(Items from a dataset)

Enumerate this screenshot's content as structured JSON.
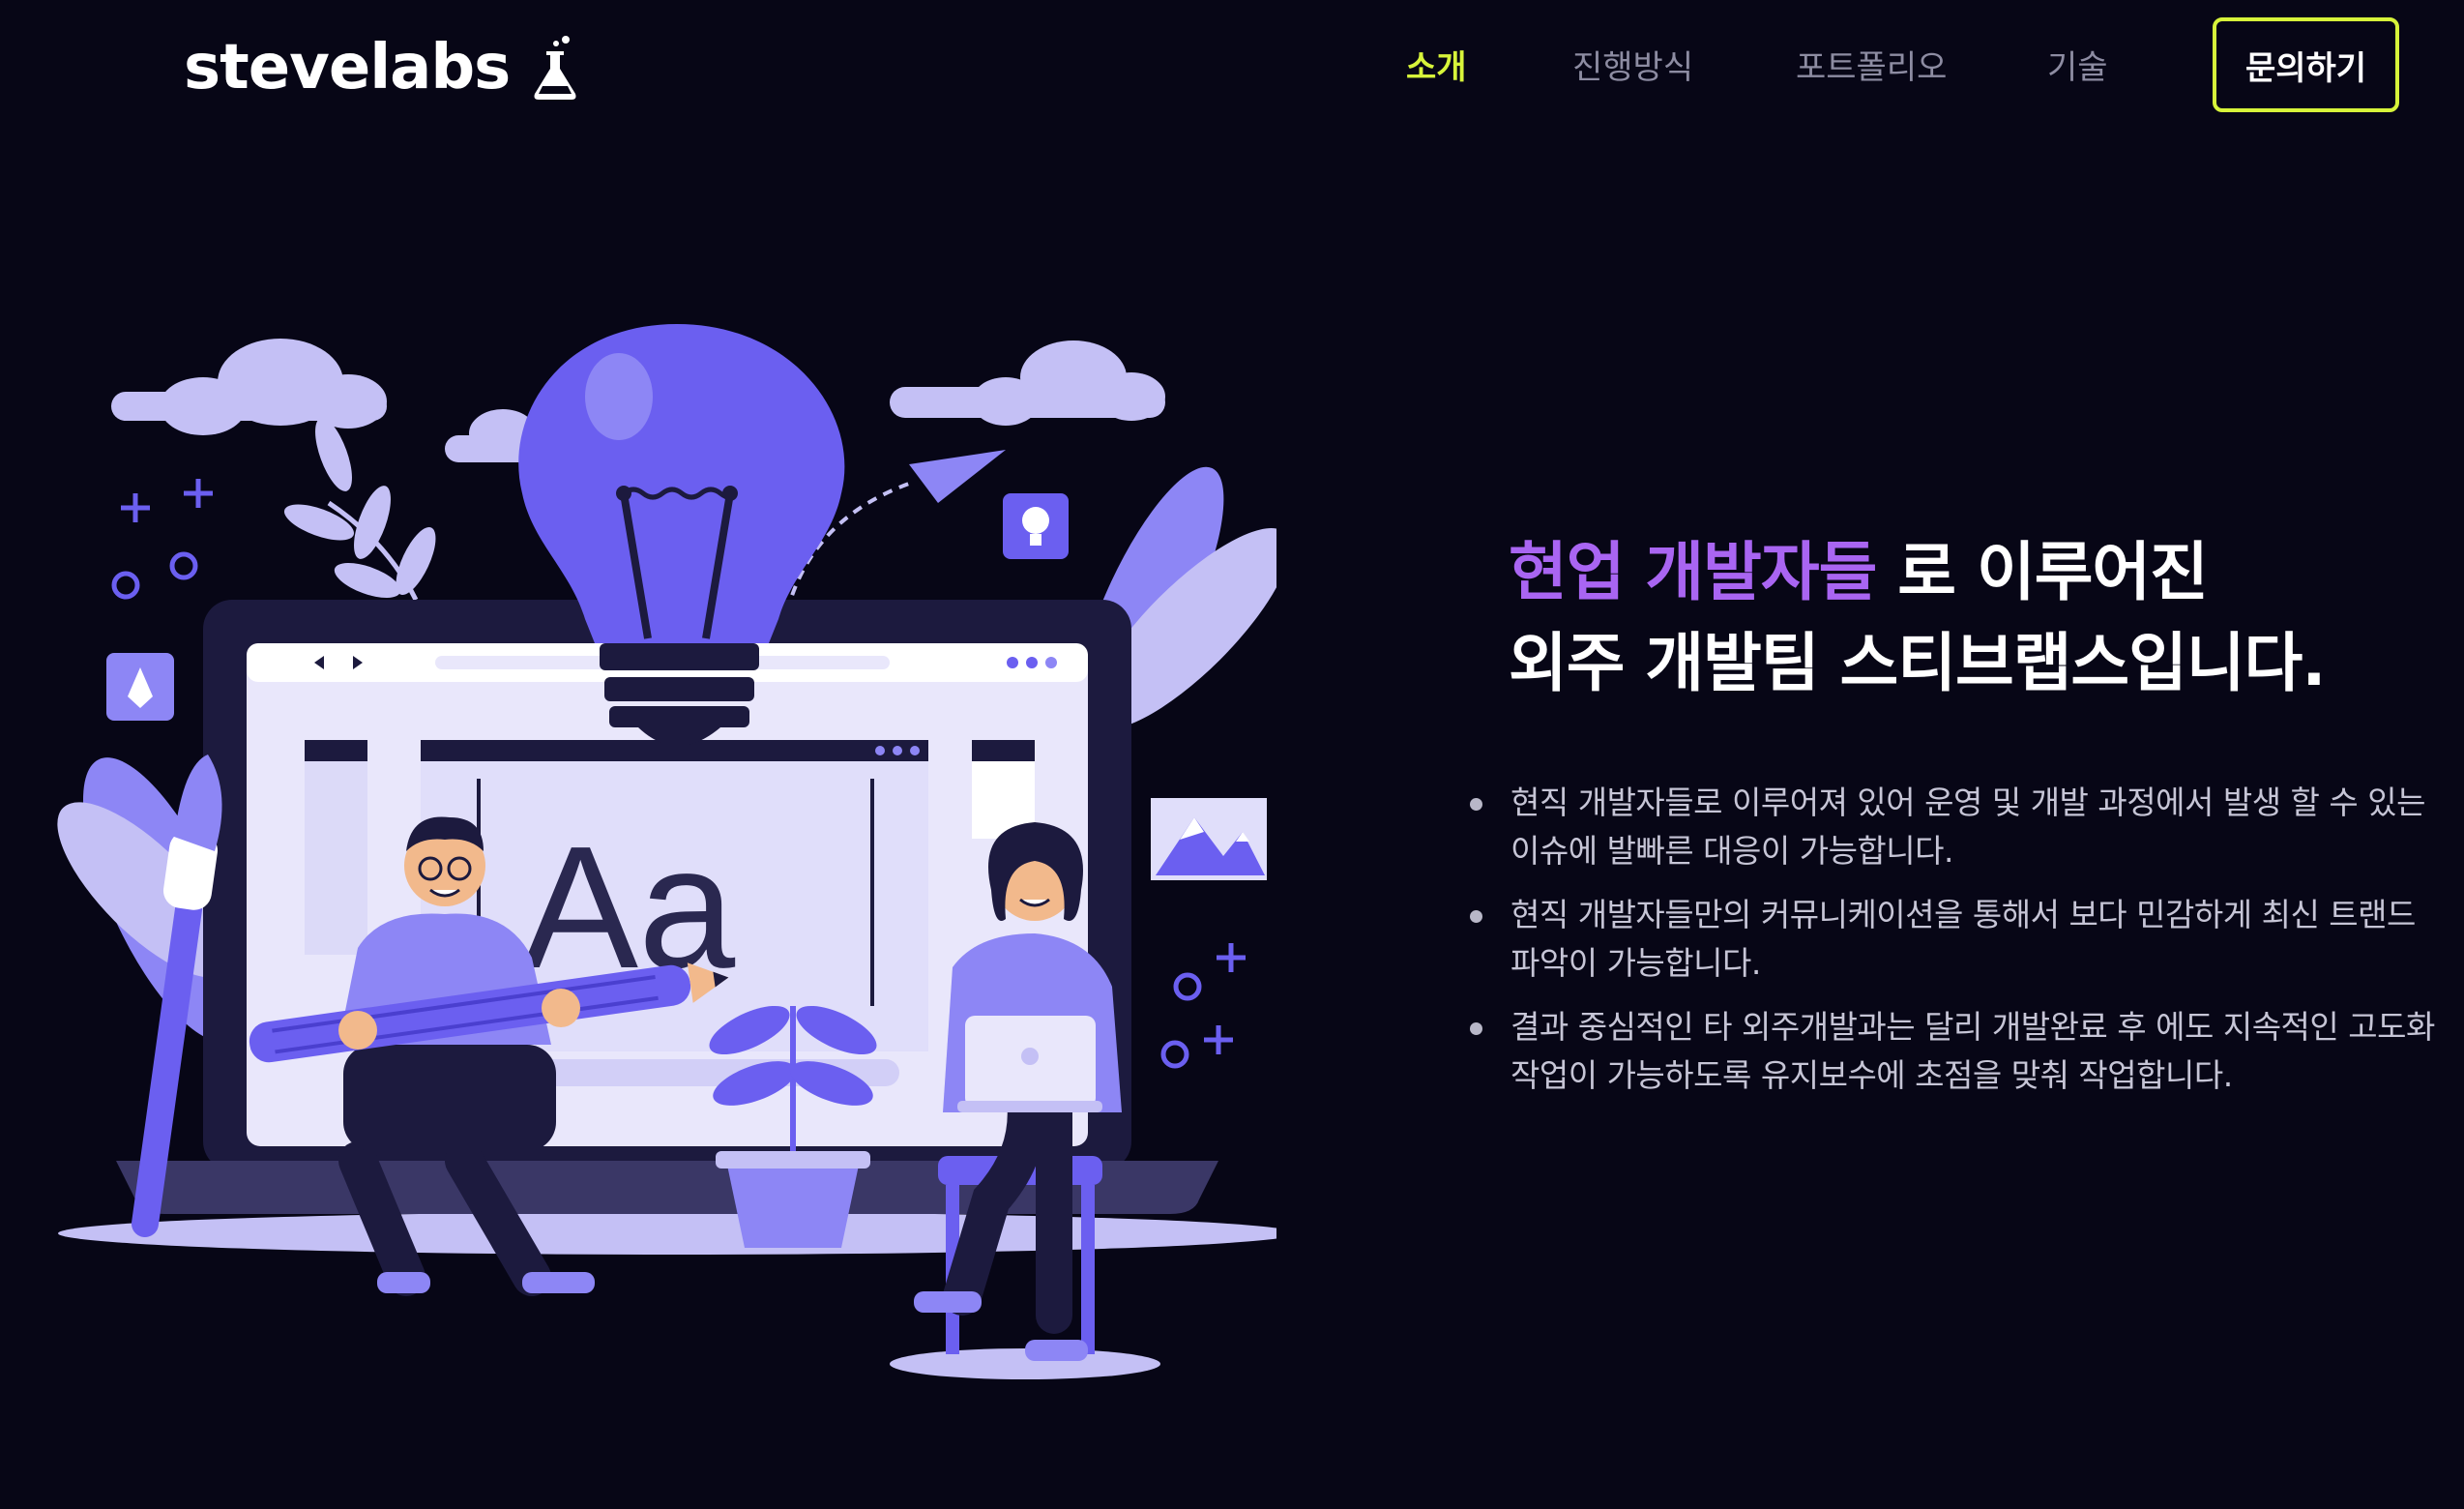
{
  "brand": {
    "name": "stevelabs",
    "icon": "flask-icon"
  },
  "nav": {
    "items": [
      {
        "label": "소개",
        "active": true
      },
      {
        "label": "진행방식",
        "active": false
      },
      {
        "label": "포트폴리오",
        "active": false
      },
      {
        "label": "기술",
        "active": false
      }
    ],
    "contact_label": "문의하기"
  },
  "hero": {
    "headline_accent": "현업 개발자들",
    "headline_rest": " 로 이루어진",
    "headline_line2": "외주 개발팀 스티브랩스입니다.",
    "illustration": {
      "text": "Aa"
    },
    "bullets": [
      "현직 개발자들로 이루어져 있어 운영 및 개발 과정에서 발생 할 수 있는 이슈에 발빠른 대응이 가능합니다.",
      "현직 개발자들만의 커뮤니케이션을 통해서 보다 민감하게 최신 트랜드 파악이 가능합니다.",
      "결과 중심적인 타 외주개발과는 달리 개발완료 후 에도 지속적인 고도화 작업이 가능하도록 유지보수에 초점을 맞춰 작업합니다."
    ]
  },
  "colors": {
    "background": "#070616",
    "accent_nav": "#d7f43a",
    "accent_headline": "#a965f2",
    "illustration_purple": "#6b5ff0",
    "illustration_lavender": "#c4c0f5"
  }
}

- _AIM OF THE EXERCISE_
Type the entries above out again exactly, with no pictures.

- _COMPLETED TASK_
Enumerate this screenshot's content as structured JSON.
{
  "brand": {
    "name": "stevelabs",
    "icon": "flask-icon"
  },
  "nav": {
    "items": [
      {
        "label": "소개",
        "active": true
      },
      {
        "label": "진행방식",
        "active": false
      },
      {
        "label": "포트폴리오",
        "active": false
      },
      {
        "label": "기술",
        "active": false
      }
    ],
    "contact_label": "문의하기"
  },
  "hero": {
    "headline_accent": "현업 개발자들",
    "headline_rest": " 로 이루어진",
    "headline_line2": "외주 개발팀 스티브랩스입니다.",
    "illustration": {
      "text": "Aa"
    },
    "bullets": [
      "현직 개발자들로 이루어져 있어 운영 및 개발 과정에서 발생 할 수 있는 이슈에 발빠른 대응이 가능합니다.",
      "현직 개발자들만의 커뮤니케이션을 통해서 보다 민감하게 최신 트랜드 파악이 가능합니다.",
      "결과 중심적인 타 외주개발과는 달리 개발완료 후 에도 지속적인 고도화 작업이 가능하도록 유지보수에 초점을 맞춰 작업합니다."
    ]
  },
  "colors": {
    "background": "#070616",
    "accent_nav": "#d7f43a",
    "accent_headline": "#a965f2",
    "illustration_purple": "#6b5ff0",
    "illustration_lavender": "#c4c0f5"
  }
}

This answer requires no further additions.